In synthesis, while excellent consumer acceptance and pre-existing infrastructure is growing the alternative protein markets both in Brazil and Latin America, it is clear that the local economy is under pressure and will take a while to recover.
How do you see the future playing out for the plant-based foods and cell-cultured meat sector in Brazil and Latin America?
About plant-based: During the first years of the industry, our region is trying to cover the product and technology gap between what we have here and in more developed markets. This task is in an advanced stage since Brazil and other countries like Chile are already producing some of the most delicious plant-based products globally. Everything points in the direction of keeping a robust private investment in the area.
Considering that, I believe next years will bring a more specific view about the region and how it can play a unique role in the alternative protein sector. Latin America is the home of the largest rainforest in the world, the Amazon, and there is tremendous potential to develop new ingredients using its biodiversity. The same applies to other areas of the region, such as the Cerrado biome in Brazil. We will soon be eating new sources of proteins, fats and fibers that come directly from the Latin American biodiversity and add a second layer of sustainability for the industry. Besides the positive effects of replacing animal products, our industry can create a local-based economy that will support producing communities and create a financial incentive to keep the forests alive.
Not only will the forest be part of this game, but also the local grains and vegetable productions. Last week, the meat giant BRF launched a new product that uses Brazilian beans as a source of protein. This is a trend that I bet to see spreading throughout the whole region: the prioritization of local ingredients produced closer to the manufacturing facilities of the food industry and that are already traditionally part of the local culture.
About cultivated meat: this is an area that has just started in the region and probably will be driven by the large meat manufacturers that are very present in Latin America and have enough resources to invest in high technology. BRF already announces that their cultivated meat product will be made in partnership with the Israeli startup Aleph Farms. Following this announcement, it is very likely that other major corporations will be joining the sector and investing heavily to dispute the local market. It is a newer area but still very prominent, and it can also benefit from the thousands of animal species present in the region’s biodiversity.
Is there anything you would like to tell our readers who are considering starting or expanding their own business in the plant-based or cell-cultured meat industry in Brazil?

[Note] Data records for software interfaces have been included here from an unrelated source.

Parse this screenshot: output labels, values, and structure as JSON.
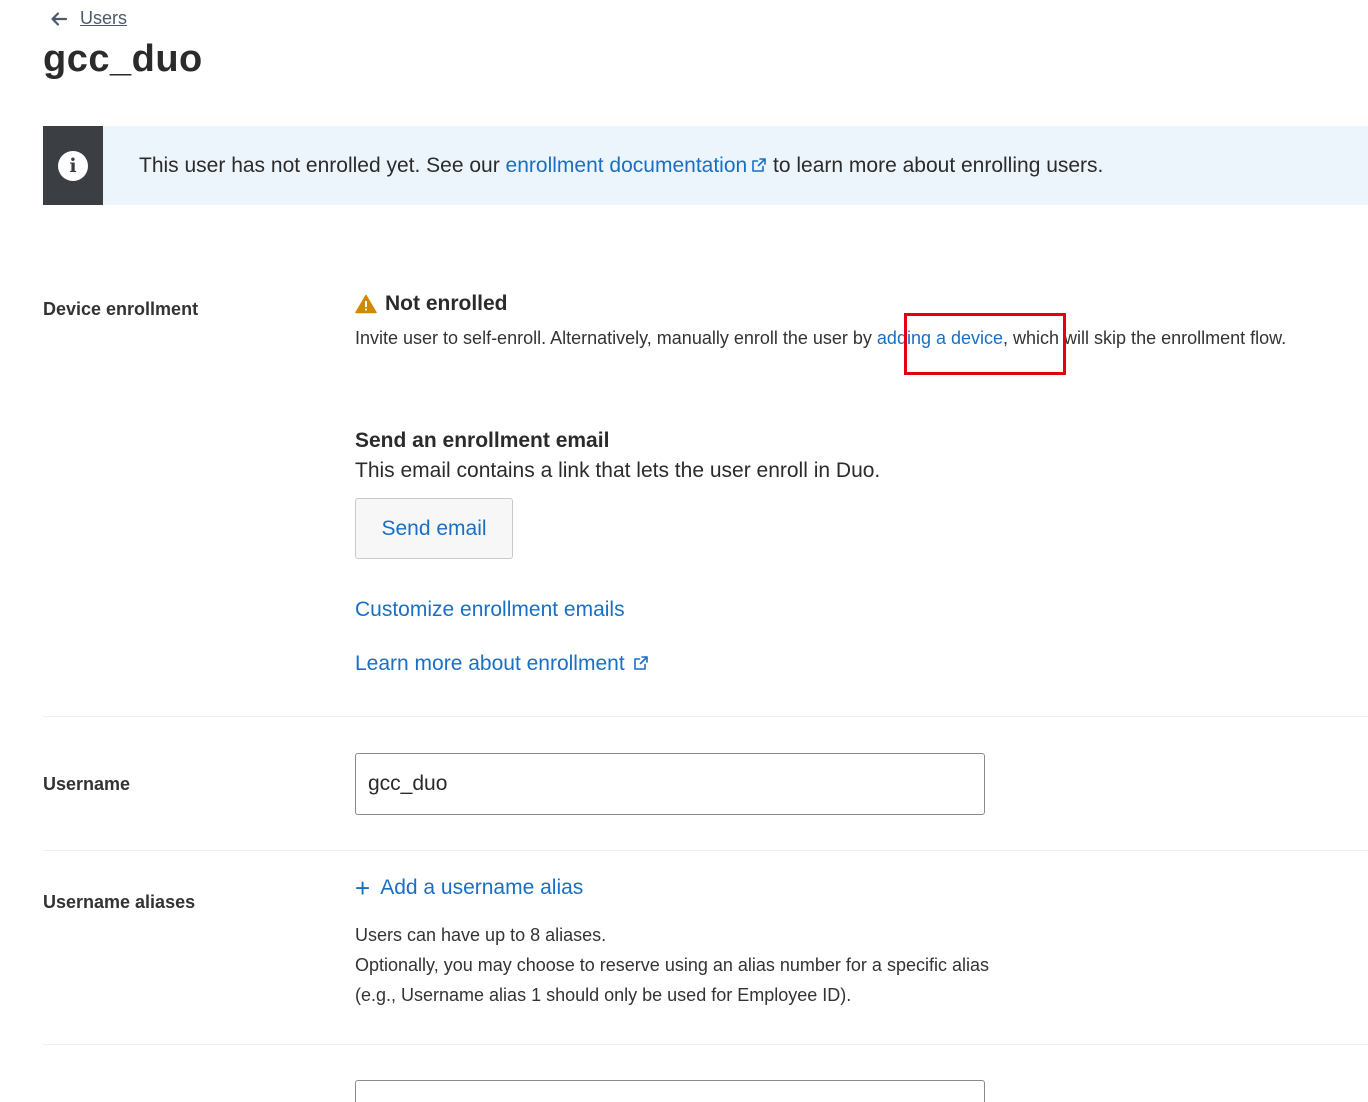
{
  "breadcrumb": {
    "back_label": "Users"
  },
  "page": {
    "title": "gcc_duo"
  },
  "banner": {
    "text_before": "This user has not enrolled yet. See our ",
    "link_text": "enrollment documentation",
    "text_after": " to learn more about enrolling users."
  },
  "device_enrollment": {
    "label": "Device enrollment",
    "status": "Not enrolled",
    "desc_before": "Invite user to self-enroll. Alternatively, manually enroll the user by ",
    "desc_link": "adding a device",
    "desc_after": ", which will skip the enrollment flow.",
    "send_title": "Send an enrollment email",
    "send_desc": "This email contains a link that lets the user enroll in Duo.",
    "send_button": "Send email",
    "customize_link": "Customize enrollment emails",
    "learn_link": "Learn more about enrollment"
  },
  "username": {
    "label": "Username",
    "value": "gcc_duo"
  },
  "aliases": {
    "label": "Username aliases",
    "add_link": "Add a username alias",
    "help_line1": "Users can have up to 8 aliases.",
    "help_line2": "Optionally, you may choose to reserve using an alias number for a specific alias",
    "help_line3": "(e.g., Username alias 1 should only be used for Employee ID)."
  },
  "colors": {
    "link": "#1a6fc4",
    "banner_bg": "#edf5fc",
    "banner_icon_bg": "#3b3f44",
    "warning": "#d08a00",
    "highlight": "#e3000f"
  }
}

Brazil is not a simple market: it is a continental country with a complex logistic system, a hard-to-understand and onerous tax environment, complex laws, a low-income average among the population, and it is not entirely stable politically. However, it is also a large consumer market, with a solid tradition for buying animal products and high acceptance of alternative substitutes. It also has a world-leading food industry and established distribution for the whole planet. In addition, the country is also very well served by impressive scientists with decades of knowledge in the food area, has strong universities and a solid workforce capability for the sector.
Brazil is also going to be at the center of the most relevant debate of our century: preserving biodiversity and forests such as the Amazon. Therefore, starting a business that collaborates with this goal may put companies and entrepreneurs in a unique position to profit in a way that can also collaborate to the world’s most pressing environmental issues. My takeaway: starting a business in Brazil may not be easy, but it is worth the effort. Suppose the company is based on innovation and wants to grow in a sustainable and environmentally friendly way. In that case, Brazil may be the ideal home for it.